St Stephen above the west door of St Stephen’s Church in Bournemouth
Today is Boxing Day and St Stephen’s Day.
This morning there will be major church services in St Stephen’s Church Gloucester Road in London, St Stephen’s Bournemouth, St Stephen’s-on-the-Cliffs Blackpool, Cathedral Church of St Stephen Vienna and many other places.
For churches dedicated to Stephen today is their patronal festival.
Boxing Day, the second day of Christmas, is when we remember Deacon Stephen who was the first Christian martyr.
He was stoned to death because he followed the teaching of Jesus preaching about thirty years after his birth.
Christmas Day cannot be understood without Boxing Day.
Other churches such as Exeter Cathedral and Ripon Cathedral also keep today with a morning Eucharist with music.
Forget the sales. Remember St Stephen.
The Holy Crib displayed in Santa Maria Maggiore
Today is Christmas Day when famous churches suddenly receive media coverage.
St Peter’s Rome and Church of the Nativity Bethlehem will probably bee seen in news bulletins.
In Rome there is another is another focus today.
Basilica of Santa Maria Maggiore, once called St Mary of the Crib, holds what is claimed to be the wooden remains of the Bethlehem crib.
The church’s nativity scene figures date from 1290.
Time to light the fourth candle today before Christmas
It’s Christmas Eve but not Christmas yet.
Today is the 4th Sunday of Advent. The fourth candle on the wreath represents the Virgin Mary.
We first keep today as Sunday because the Church always remembers Christ’s resurrection on the first day of the week.
What happened at Easter is even more important than Christmas.

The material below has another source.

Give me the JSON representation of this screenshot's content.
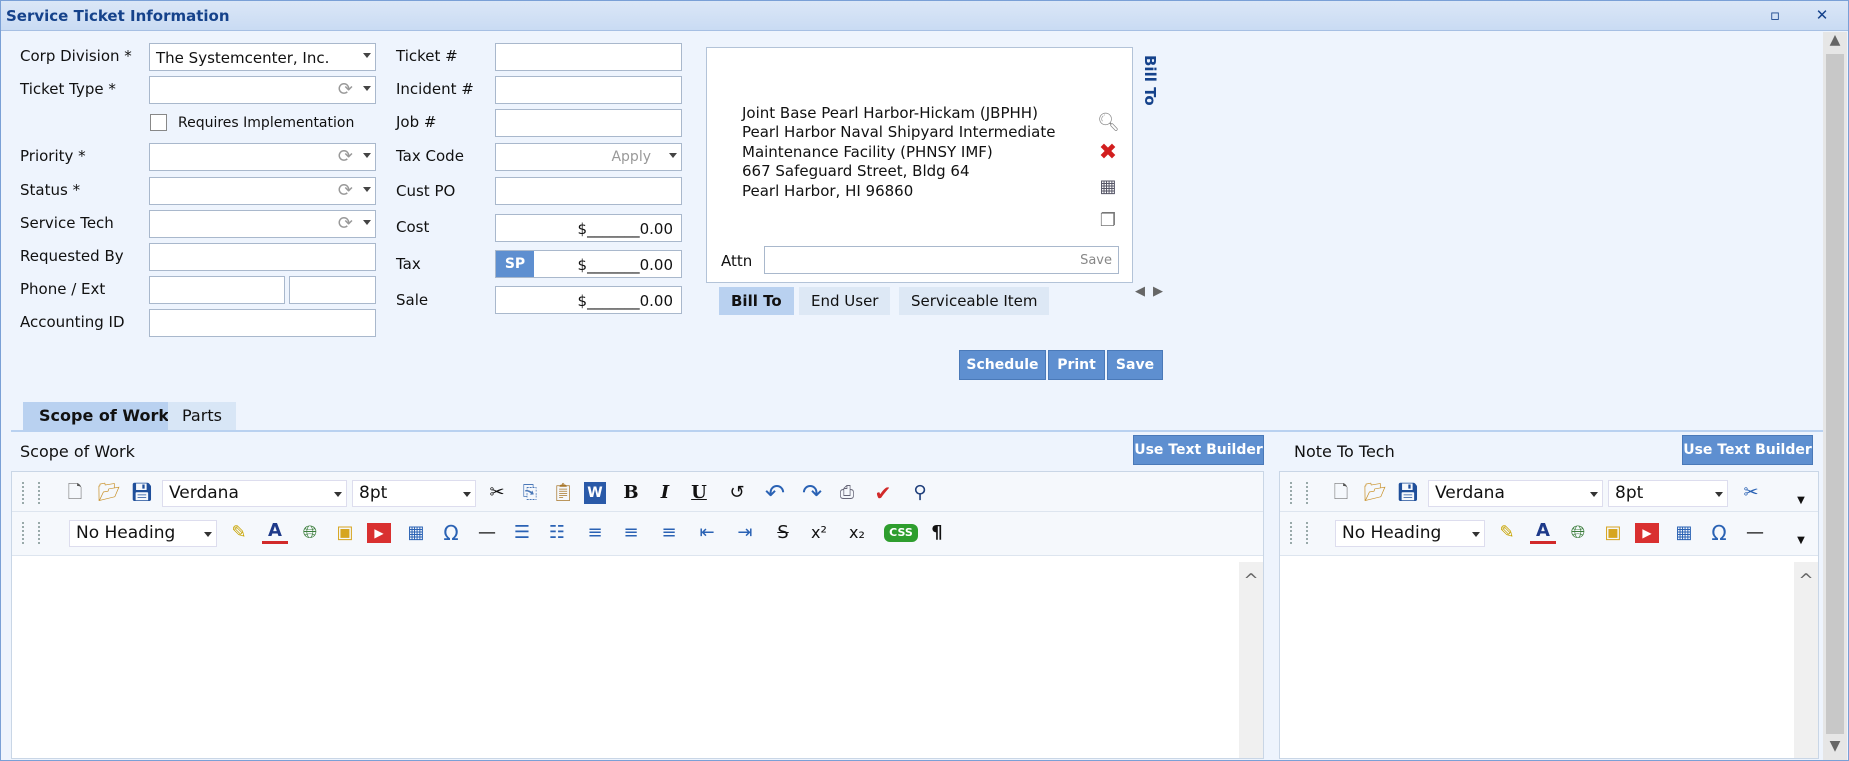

We shall remember the birth of Christ later today. Christmas will creep in during this afternoon’s gathering darkness as the carols are broadcast from King’s College Cambridge.
At about 6pm many will be attending the First Mass of Christmas. Others will wait until Midnight Mass.
In Bethlehem midnight comes at 10pm GMT. Christmas spreads across the time zones as Christians look to tomorrow’s as day of celebration.
Tomorrow is the first of the Twelve Days of Christmas .
O Emmanuel, our king and our lawgiver,
the hope of the nations and their Saviour:
Come and save us, O Lord our God.
Today’s O Antiphon, the last of the series, is heard before the Gospel at Mass and bookending the Magnificat during Evening Prayer.
O King of the nations, and their desire,
the cornerstone making both one:
Come and save the human race,
which you fashioned from clay.
Today’s O Antiphon is heard before the Gospel at Mass and bookending the Magnificat during Evening Prayer.
St Thomas Fair in Bilbao, northern Spain
Today Thursday 21 December is Old St Thomas Day.
This is Thomas the Apostle or Doubting Thomas who at first could not believe that the crucified Christ was alive.
So, although we now keep St Thomas Day is July, today is a reminder of the later years of the Christ Child.
Some Anglican churches still observe St Thomas Day today and many St Thomas fairs survive in the Basque Country.
It was the day, especially in England, to give to the poor before the great Christmas feast.
Today is the shortest day and its appropriate O Antiphon is
O Oriens which means O Morning Star.
O Morning Star,
splendour of light eternal and sun of righteousness:
Come and enlighten those who dwell in darkness
and the shadow of death.
Hear it before and after the Magnificat at Evening Prayer.